■ **Requirement**
Line count for "each": give how many lines in the data below contain it, with no other words.

■ **Information**
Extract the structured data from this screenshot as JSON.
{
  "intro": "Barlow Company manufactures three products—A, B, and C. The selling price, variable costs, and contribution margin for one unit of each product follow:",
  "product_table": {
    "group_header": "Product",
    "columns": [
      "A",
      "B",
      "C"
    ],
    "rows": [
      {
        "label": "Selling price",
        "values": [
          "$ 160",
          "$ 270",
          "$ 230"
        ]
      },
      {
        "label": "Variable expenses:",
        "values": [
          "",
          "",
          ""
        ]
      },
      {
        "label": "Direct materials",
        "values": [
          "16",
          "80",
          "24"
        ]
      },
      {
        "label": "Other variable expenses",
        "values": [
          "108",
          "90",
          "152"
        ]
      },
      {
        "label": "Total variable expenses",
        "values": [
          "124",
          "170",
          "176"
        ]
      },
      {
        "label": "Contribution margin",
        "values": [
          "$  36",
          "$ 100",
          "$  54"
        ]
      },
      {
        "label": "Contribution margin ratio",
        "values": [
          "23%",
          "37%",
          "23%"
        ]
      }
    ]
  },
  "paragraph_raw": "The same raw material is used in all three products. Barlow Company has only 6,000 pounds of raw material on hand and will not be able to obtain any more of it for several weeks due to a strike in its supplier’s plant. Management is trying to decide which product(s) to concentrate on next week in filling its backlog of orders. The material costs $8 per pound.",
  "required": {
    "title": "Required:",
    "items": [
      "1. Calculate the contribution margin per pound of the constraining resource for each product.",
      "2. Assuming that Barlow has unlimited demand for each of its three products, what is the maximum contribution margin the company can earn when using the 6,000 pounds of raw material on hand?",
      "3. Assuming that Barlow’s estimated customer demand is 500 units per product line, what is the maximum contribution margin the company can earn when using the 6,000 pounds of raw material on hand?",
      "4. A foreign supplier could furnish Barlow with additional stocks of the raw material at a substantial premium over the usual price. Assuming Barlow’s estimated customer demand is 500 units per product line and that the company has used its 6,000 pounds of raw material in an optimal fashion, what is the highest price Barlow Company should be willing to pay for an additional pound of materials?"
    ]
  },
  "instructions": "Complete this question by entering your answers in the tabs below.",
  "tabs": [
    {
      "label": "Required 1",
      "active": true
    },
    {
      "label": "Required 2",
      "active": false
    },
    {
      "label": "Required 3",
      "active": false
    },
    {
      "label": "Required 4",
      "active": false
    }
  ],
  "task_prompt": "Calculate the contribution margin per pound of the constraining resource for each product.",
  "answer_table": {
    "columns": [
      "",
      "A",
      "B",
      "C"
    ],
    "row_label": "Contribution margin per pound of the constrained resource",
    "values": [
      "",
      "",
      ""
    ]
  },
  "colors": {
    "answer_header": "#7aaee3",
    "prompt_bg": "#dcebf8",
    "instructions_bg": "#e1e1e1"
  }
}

■ **Answer space**
4